**Work task**
When you restate the records, do so word for word and omit any picture they contain.

Data extracted from a collection:
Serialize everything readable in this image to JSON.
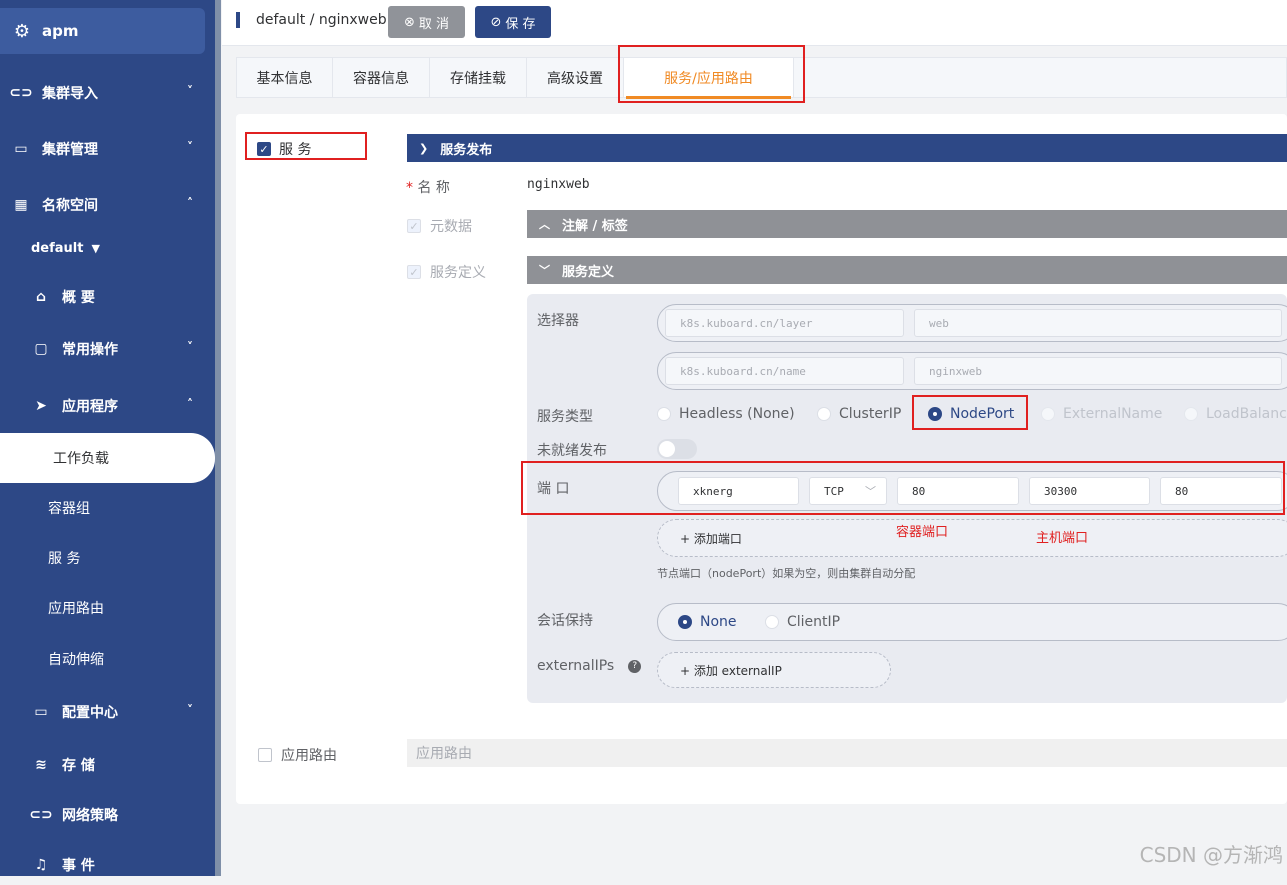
{
  "sidebar": {
    "brand": "apm",
    "items": [
      {
        "label": "集群导入",
        "icon": "link-icon",
        "chevron": "˅"
      },
      {
        "label": "集群管理",
        "icon": "box-icon",
        "chevron": "˅"
      },
      {
        "label": "名称空间",
        "icon": "grid-icon",
        "chevron": "˄"
      }
    ],
    "namespace": "default",
    "ns_items": [
      {
        "label": "概 要",
        "icon": "home-icon"
      },
      {
        "label": "常用操作",
        "icon": "folder-icon",
        "chevron": "˅"
      },
      {
        "label": "应用程序",
        "icon": "send-icon",
        "chevron": "˄"
      }
    ],
    "app_items": [
      "工作负载",
      "容器组",
      "服 务",
      "应用路由",
      "自动伸缩"
    ],
    "bottom_items": [
      {
        "label": "配置中心",
        "icon": "box-icon",
        "chevron": "˅"
      },
      {
        "label": "存 储",
        "icon": "database-icon"
      },
      {
        "label": "网络策略",
        "icon": "link-icon"
      },
      {
        "label": "事 件",
        "icon": "bell-icon"
      }
    ]
  },
  "topbar": {
    "breadcrumb": "default / nginxweb",
    "cancel_label": "取 消",
    "save_label": "保 存"
  },
  "tabs": [
    "基本信息",
    "容器信息",
    "存储挂载",
    "高级设置",
    "服务/应用路由"
  ],
  "form": {
    "service_checkbox_label": "服 务",
    "service_publish_header": "服务发布",
    "name_label": "名 称",
    "name_value": "nginxweb",
    "metadata_label": "元数据",
    "annotations_header": "注解 / 标签",
    "service_def_label": "服务定义",
    "service_def_header": "服务定义",
    "selector_label": "选择器",
    "selectors": [
      {
        "key": "k8s.kuboard.cn/layer",
        "value": "web"
      },
      {
        "key": "k8s.kuboard.cn/name",
        "value": "nginxweb"
      }
    ],
    "service_type_label": "服务类型",
    "service_types": [
      "Headless (None)",
      "ClusterIP",
      "NodePort",
      "ExternalName",
      "LoadBalancer"
    ],
    "selected_service_type": "NodePort",
    "unready_label": "未就绪发布",
    "port_label": "端 口",
    "port": {
      "name": "xknerg",
      "protocol": "TCP",
      "port": "80",
      "node_port": "30300",
      "target_port": "80"
    },
    "add_port_label": "+ 添加端口",
    "annotation_container_port": "容器端口",
    "annotation_host_port": "主机端口",
    "node_port_hint": "节点端口（nodePort）如果为空，则由集群自动分配",
    "session_label": "会话保持",
    "session_options": [
      "None",
      "ClientIP"
    ],
    "selected_session": "None",
    "external_ips_label": "externalIPs",
    "add_external_ip_label": "+ 添加 externalIP",
    "ingress_checkbox_label": "应用路由",
    "ingress_header": "应用路由"
  },
  "watermark": "CSDN @方渐鸿"
}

**Solution for this problem**
Serialize everything readable in this image to JSON.
{
  "sidebar": {
    "brand": "apm",
    "items": [
      {
        "label": "集群导入",
        "icon": "link-icon",
        "chevron": "˅"
      },
      {
        "label": "集群管理",
        "icon": "box-icon",
        "chevron": "˅"
      },
      {
        "label": "名称空间",
        "icon": "grid-icon",
        "chevron": "˄"
      }
    ],
    "namespace": "default",
    "ns_items": [
      {
        "label": "概 要",
        "icon": "home-icon"
      },
      {
        "label": "常用操作",
        "icon": "folder-icon",
        "chevron": "˅"
      },
      {
        "label": "应用程序",
        "icon": "send-icon",
        "chevron": "˄"
      }
    ],
    "app_items": [
      "工作负载",
      "容器组",
      "服 务",
      "应用路由",
      "自动伸缩"
    ],
    "bottom_items": [
      {
        "label": "配置中心",
        "icon": "box-icon",
        "chevron": "˅"
      },
      {
        "label": "存 储",
        "icon": "database-icon"
      },
      {
        "label": "网络策略",
        "icon": "link-icon"
      },
      {
        "label": "事 件",
        "icon": "bell-icon"
      }
    ]
  },
  "topbar": {
    "breadcrumb": "default / nginxweb",
    "cancel_label": "取 消",
    "save_label": "保 存"
  },
  "tabs": [
    "基本信息",
    "容器信息",
    "存储挂载",
    "高级设置",
    "服务/应用路由"
  ],
  "form": {
    "service_checkbox_label": "服 务",
    "service_publish_header": "服务发布",
    "name_label": "名 称",
    "name_value": "nginxweb",
    "metadata_label": "元数据",
    "annotations_header": "注解 / 标签",
    "service_def_label": "服务定义",
    "service_def_header": "服务定义",
    "selector_label": "选择器",
    "selectors": [
      {
        "key": "k8s.kuboard.cn/layer",
        "value": "web"
      },
      {
        "key": "k8s.kuboard.cn/name",
        "value": "nginxweb"
      }
    ],
    "service_type_label": "服务类型",
    "service_types": [
      "Headless (None)",
      "ClusterIP",
      "NodePort",
      "ExternalName",
      "LoadBalancer"
    ],
    "selected_service_type": "NodePort",
    "unready_label": "未就绪发布",
    "port_label": "端 口",
    "port": {
      "name": "xknerg",
      "protocol": "TCP",
      "port": "80",
      "node_port": "30300",
      "target_port": "80"
    },
    "add_port_label": "+ 添加端口",
    "annotation_container_port": "容器端口",
    "annotation_host_port": "主机端口",
    "node_port_hint": "节点端口（nodePort）如果为空，则由集群自动分配",
    "session_label": "会话保持",
    "session_options": [
      "None",
      "ClientIP"
    ],
    "selected_session": "None",
    "external_ips_label": "externalIPs",
    "add_external_ip_label": "+ 添加 externalIP",
    "ingress_checkbox_label": "应用路由",
    "ingress_header": "应用路由"
  },
  "watermark": "CSDN @方渐鸿"
}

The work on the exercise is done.